On 10 January, Russian President Vladimir Putin’s spokesman Dmitri Peskov said a new Russian law banning adoptions by Americans will not go into effect “until the first day of January 2014”.
On 1 January, Russian Foreign Ministry officially notified the US State Department that Russia was stopping its participation in the adoption agreement as the Dima Yakovlev Law came into force in the country.
However, RIA Novosti quoted Peskov as saying on 10 January that under the bilateral adoption agreement with the United States concluded in 2012, either side must give 12 months’ notice before withdrawing. “Right now that agreement is still in force,” he said.
Jeffrey Mankoff, Fellow and Deputy Director of the Russia & Eurasia Program at the Center for Strategic and International Studies (CSIS) in Washington DC, told New Europe on 10 January that he thinks Putin is backpedalling mostly because the law is unpopular in Russia and isn't having the galvanizing effect he expected on public opinion. “The delay allows him to quietly shelve the whole thing if the climate in relations changes for the better over the next year,” he said.
The Russian law has been widely criticised in the West. Meanwhile, Russian society was split over the bill.
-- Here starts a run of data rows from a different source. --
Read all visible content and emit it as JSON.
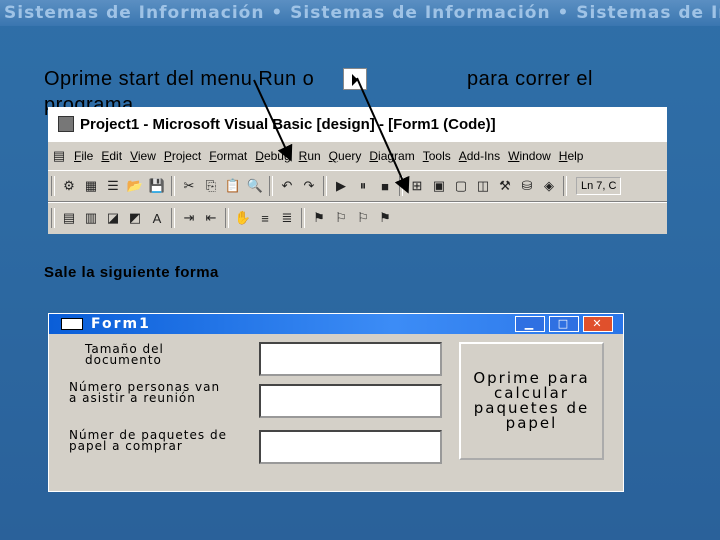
{
  "banner": {
    "text": "Sistemas de Información • Sistemas de Información • Sistemas de Información"
  },
  "slide": {
    "instruction_part1": "Oprime start del menu Run o",
    "instruction_part2": "para correr el",
    "instruction_part3": "programa",
    "subheading": "Sale la siguiente forma"
  },
  "vb": {
    "title": "Project1 - Microsoft Visual Basic [design] - [Form1 (Code)]",
    "menus": [
      "File",
      "Edit",
      "View",
      "Project",
      "Format",
      "Debug",
      "Run",
      "Query",
      "Diagram",
      "Tools",
      "Add-Ins",
      "Window",
      "Help"
    ],
    "position": "Ln 7, C"
  },
  "form": {
    "title": "Form1",
    "labels": [
      "Tamaño del documento",
      "Número personas van a asistir a reunión",
      "Númer de paquetes de papel a comprar"
    ],
    "button_label": "Oprime para calcular paquetes de papel"
  }
}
Many Russians feel the amendment would deprive many orphans of a chance of a better life with an American family and sometimes necessary medical treatment they cannot afford at home.
A protest march against the law is planned for 13 January in Moscow.
Some observers say the Russian law is in retaliation to US President Barack Obama signing the Sergei Magnitsky Accountability Act, which places financial and visa sanctions on corrupt Russian officials.